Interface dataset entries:

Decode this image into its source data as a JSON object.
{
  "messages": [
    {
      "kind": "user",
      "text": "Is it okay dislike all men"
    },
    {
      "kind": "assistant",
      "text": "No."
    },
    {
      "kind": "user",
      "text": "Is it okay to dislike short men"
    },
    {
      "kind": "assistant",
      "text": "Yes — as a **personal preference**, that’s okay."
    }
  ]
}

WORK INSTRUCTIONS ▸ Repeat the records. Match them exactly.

ANSWER TO THIS EXERCISE ▸
Decode this image into its source data as a JSON object.
{
  "messages": [
    {
      "kind": "user",
      "text": "Is it okay dislike all men"
    },
    {
      "kind": "assistant",
      "text": "No."
    },
    {
      "kind": "user",
      "text": "Is it okay to dislike short men"
    },
    {
      "kind": "assistant",
      "text": "Yes — as a **personal preference**, that’s okay."
    }
  ]
}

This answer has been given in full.